[Start of section]

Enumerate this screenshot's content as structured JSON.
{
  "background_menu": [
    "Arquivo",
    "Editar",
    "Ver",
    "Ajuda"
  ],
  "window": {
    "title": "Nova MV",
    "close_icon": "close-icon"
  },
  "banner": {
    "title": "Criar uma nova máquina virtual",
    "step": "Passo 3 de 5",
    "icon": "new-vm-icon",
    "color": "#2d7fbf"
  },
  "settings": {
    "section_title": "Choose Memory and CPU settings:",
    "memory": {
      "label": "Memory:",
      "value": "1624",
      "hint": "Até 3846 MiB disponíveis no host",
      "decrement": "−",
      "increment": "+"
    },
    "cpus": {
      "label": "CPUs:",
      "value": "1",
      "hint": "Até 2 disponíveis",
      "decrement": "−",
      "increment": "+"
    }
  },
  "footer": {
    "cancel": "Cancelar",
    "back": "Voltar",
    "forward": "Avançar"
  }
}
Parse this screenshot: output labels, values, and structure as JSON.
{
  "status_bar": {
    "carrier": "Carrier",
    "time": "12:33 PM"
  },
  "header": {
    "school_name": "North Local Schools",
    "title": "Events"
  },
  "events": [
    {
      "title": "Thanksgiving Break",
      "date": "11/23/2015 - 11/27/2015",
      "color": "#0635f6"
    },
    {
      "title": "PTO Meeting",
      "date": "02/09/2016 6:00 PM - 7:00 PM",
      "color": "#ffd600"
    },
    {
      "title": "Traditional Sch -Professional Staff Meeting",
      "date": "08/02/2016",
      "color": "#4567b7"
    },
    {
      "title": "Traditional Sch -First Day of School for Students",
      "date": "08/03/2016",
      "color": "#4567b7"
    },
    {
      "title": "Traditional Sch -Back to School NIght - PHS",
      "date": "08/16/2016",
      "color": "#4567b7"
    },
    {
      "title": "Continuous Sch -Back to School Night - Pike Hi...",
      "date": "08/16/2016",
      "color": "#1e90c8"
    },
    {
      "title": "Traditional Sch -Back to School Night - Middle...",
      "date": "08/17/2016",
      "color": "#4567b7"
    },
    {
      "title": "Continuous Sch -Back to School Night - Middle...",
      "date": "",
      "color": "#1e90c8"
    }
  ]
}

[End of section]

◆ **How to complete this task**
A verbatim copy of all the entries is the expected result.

◆ **Your response**
Enumerate this screenshot's content as structured JSON.
{
  "background_menu": [
    "Arquivo",
    "Editar",
    "Ver",
    "Ajuda"
  ],
  "window": {
    "title": "Nova MV",
    "close_icon": "close-icon"
  },
  "banner": {
    "title": "Criar uma nova máquina virtual",
    "step": "Passo 3 de 5",
    "icon": "new-vm-icon",
    "color": "#2d7fbf"
  },
  "settings": {
    "section_title": "Choose Memory and CPU settings:",
    "memory": {
      "label": "Memory:",
      "value": "1624",
      "hint": "Até 3846 MiB disponíveis no host",
      "decrement": "−",
      "increment": "+"
    },
    "cpus": {
      "label": "CPUs:",
      "value": "1",
      "hint": "Até 2 disponíveis",
      "decrement": "−",
      "increment": "+"
    }
  },
  "footer": {
    "cancel": "Cancelar",
    "back": "Voltar",
    "forward": "Avançar"
  }
}
Parse this screenshot: output labels, values, and structure as JSON.
{
  "status_bar": {
    "carrier": "Carrier",
    "time": "12:33 PM"
  },
  "header": {
    "school_name": "North Local Schools",
    "title": "Events"
  },
  "events": [
    {
      "title": "Thanksgiving Break",
      "date": "11/23/2015 - 11/27/2015",
      "color": "#0635f6"
    },
    {
      "title": "PTO Meeting",
      "date": "02/09/2016 6:00 PM - 7:00 PM",
      "color": "#ffd600"
    },
    {
      "title": "Traditional Sch -Professional Staff Meeting",
      "date": "08/02/2016",
      "color": "#4567b7"
    },
    {
      "title": "Traditional Sch -First Day of School for Students",
      "date": "08/03/2016",
      "color": "#4567b7"
    },
    {
      "title": "Traditional Sch -Back to School NIght - PHS",
      "date": "08/16/2016",
      "color": "#4567b7"
    },
    {
      "title": "Continuous Sch -Back to School Night - Pike Hi...",
      "date": "08/16/2016",
      "color": "#1e90c8"
    },
    {
      "title": "Traditional Sch -Back to School Night - Middle...",
      "date": "08/17/2016",
      "color": "#4567b7"
    },
    {
      "title": "Continuous Sch -Back to School Night - Middle...",
      "date": "",
      "color": "#1e90c8"
    }
  ]
}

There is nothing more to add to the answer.